It happens a little after dawn, the way most assaults usually do. It’s not joyful: Since last year’s Pink Army flag-raising in front of Flagler County’s Government Services Building, some 40,000 women in America died of breast cancer, 232,000 new cases were diagnosed, adding to the 2.8 million women with a history of breast cancer, and millions more were affected by the desolation, physical and psychological, that touches the families and friends, and particularly the children, of those besieged by cancer.
Adding the numbers of all cancers’ casualties would make the body counts of even the grimmest wars in history dim in comparison: the nearly 8 million people who die worldwide each year from cancer is a larger number than either world wars’ annual tallies. And for cancer, there’s yet to be an armistice day.

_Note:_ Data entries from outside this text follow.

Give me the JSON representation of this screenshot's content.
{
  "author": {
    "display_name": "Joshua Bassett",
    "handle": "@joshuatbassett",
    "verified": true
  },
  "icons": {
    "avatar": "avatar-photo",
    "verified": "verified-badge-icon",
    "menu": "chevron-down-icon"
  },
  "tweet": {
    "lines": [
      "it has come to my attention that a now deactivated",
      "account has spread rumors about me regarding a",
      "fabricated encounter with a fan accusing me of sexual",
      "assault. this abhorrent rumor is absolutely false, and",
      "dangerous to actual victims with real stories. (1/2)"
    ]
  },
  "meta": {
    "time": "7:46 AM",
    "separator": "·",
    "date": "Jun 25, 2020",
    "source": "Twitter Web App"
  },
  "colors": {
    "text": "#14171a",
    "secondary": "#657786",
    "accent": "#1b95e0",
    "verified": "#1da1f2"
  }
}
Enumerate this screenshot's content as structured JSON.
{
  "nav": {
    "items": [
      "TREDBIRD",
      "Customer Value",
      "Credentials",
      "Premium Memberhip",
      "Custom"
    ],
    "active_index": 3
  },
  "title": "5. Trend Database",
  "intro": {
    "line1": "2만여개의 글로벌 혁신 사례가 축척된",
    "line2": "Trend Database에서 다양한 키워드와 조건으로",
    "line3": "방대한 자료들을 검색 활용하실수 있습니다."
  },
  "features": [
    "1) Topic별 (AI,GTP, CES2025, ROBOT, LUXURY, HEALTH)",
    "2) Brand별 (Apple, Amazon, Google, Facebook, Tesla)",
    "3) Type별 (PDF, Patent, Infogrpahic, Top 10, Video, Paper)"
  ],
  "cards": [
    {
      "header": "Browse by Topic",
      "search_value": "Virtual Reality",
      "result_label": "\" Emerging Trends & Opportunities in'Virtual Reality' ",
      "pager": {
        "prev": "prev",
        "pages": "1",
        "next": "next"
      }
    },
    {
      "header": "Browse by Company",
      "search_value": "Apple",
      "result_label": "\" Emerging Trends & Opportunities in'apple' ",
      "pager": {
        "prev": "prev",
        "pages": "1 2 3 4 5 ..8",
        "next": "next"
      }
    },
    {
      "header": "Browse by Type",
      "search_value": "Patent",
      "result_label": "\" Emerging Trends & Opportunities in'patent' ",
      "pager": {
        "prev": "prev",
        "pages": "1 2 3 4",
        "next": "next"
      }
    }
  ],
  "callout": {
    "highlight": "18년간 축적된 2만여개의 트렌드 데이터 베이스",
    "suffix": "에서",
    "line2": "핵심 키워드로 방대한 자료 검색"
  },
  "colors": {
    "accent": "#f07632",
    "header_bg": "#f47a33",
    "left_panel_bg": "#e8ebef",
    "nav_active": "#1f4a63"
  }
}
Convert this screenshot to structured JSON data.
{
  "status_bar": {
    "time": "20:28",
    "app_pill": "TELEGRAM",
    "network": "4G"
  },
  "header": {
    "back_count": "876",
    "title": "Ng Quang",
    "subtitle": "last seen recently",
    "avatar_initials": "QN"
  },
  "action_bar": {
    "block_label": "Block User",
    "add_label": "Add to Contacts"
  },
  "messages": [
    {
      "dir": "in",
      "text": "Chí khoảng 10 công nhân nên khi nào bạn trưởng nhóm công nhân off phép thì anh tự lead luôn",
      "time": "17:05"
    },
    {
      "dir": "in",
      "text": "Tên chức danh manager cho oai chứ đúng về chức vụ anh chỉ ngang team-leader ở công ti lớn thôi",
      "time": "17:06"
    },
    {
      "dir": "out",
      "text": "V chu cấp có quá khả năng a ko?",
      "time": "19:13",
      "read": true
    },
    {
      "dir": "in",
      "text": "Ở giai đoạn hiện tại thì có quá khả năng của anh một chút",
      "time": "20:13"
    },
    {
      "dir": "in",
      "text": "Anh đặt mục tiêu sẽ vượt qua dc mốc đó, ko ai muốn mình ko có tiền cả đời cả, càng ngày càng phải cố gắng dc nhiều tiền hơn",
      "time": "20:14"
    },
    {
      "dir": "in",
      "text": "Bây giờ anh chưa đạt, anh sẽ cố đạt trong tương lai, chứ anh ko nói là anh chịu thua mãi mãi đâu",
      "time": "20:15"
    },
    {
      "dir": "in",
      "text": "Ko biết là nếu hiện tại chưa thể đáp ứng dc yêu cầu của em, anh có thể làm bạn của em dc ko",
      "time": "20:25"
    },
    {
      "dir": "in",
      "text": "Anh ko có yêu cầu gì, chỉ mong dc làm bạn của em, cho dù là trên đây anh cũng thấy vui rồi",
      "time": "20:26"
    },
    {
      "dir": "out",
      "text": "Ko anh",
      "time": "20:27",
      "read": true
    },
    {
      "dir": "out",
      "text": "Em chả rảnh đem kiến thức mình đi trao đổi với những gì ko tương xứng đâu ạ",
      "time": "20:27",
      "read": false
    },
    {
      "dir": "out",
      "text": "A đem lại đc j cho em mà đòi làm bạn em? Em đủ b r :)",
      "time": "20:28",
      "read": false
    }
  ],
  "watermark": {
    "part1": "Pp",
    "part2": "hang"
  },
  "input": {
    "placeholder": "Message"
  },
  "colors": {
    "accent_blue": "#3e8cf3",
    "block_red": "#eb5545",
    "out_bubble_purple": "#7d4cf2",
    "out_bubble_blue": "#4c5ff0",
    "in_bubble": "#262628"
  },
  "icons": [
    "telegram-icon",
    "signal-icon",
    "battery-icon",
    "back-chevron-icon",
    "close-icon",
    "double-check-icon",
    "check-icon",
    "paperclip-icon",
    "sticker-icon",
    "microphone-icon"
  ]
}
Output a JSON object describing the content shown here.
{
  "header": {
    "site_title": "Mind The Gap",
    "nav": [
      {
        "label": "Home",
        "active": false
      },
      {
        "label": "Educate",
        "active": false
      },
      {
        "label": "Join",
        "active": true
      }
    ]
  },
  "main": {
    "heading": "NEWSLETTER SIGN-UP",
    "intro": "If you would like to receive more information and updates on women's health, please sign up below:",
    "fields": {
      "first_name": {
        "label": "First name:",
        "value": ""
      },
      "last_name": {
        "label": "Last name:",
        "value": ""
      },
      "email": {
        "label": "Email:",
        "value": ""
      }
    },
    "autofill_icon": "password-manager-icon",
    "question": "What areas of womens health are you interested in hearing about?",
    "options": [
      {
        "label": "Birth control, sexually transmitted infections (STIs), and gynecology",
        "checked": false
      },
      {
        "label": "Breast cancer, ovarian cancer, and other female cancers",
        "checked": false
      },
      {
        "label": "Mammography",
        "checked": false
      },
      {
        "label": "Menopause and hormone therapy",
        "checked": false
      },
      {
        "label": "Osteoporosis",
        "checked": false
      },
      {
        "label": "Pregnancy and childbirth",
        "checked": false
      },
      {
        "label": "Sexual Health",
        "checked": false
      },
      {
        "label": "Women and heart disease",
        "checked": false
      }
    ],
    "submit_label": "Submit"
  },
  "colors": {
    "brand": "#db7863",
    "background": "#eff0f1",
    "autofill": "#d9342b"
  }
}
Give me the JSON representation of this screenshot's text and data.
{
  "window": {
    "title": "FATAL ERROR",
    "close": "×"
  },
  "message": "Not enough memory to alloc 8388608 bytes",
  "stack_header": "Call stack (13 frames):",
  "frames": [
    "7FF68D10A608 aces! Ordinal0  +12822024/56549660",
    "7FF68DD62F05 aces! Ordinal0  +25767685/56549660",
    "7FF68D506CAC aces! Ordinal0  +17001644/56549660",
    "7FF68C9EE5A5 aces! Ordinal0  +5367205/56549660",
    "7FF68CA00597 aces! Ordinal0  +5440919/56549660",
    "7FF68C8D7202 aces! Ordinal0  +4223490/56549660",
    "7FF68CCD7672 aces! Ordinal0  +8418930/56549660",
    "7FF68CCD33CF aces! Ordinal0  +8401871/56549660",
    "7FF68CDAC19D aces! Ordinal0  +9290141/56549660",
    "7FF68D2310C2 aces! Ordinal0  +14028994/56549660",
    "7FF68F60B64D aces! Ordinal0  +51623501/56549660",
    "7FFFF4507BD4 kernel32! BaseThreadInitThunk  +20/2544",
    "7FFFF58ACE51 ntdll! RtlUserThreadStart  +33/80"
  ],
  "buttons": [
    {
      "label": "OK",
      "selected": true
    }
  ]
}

“Who has not had a loved one or themselves impacted by cancer? Anyone, friends, family,” Colleen Conklin, the school board member, said this morning. “That has to change. And it will take an army.”
But it’s never a white flag that Florida Hospital Flagler’s Pink Army raises each year, however gloomy the sky, as it was this morning. Rather, it’s the way Frank Meeker, the chairman of the Flagler County Commission, described it.
Meeker was diagnosed with colon cancer earlier this year. He went through surgery and chemotherapy, lost 20 pounds (couldn’t keep them off, he said ruefully), lost his sense of taste, experienced the anxieties and uncertainties of the diagnosis, and stood in front of this morning’s small crowd, his scalp still barely a fuzz of returning silver that stood out against the pink radiating everywhere, to say what it takes to make it through: “All I want to emphasize is cancer is a lot of attitude, and a positive attitude I believe is what is necessary in order to counter it. Yes, scientific studies are right, yes, great people like Florida Hospital Flagler are right, yes, the support personnel are right, but for those who are going to survive, it’s the positive attitudes that will get you through it. If you start crying oh, why me, why me, you’re not going to get through it. If you go out saying you’re going to lick it, you’re going to lick it.”
Of course, untold thousands each year have as strong and as positive an attitude as anyone, and die: they don’t get to describe their experience at any ceremony. It’s also, if not mostly, for them that the flag is raised and the battle waged: The Florida Hospital network schedules a couple of dozen events around the state that raise money through October to help underwrite the cost of mammograms and other cancer screenings.
The signature event in Flagler is Sunday’s 5k Pink Army run that starts and ends in front of Florida Hospital Flagler. Last year that event alone raised $13,152 for the local hospital’s breast cancer fund. The run usually draws upwards of a thousand runners and walkers and strollers—the youngest is often a matter of a few weeks old, pushed in a stroller, the oldest is just as often old enough to remember President Roosevelt hiding his polio behind podiums or other devices, back when polio was ravaging victims of its own. But polio was licked. The hope, the intention, is that cancer’s turn will come one of these days. It’ll take a few more runs.
“It is an extraordinary opportunity for us to draw awareness about breast cancer, and that’s the whole attempt of what we’re trying to accomplish with this Pink Army,” Ken Mattison, Florida Hospital Flagler’s CEO, said this morning. “This is one of many flag-raisings that we will do around our community. And since last year, we have been able to raise awareness and donations, and those donations have allowed us to do screenings and diagnostic mammograms and ultrasound procedures. Together we are saving lives.”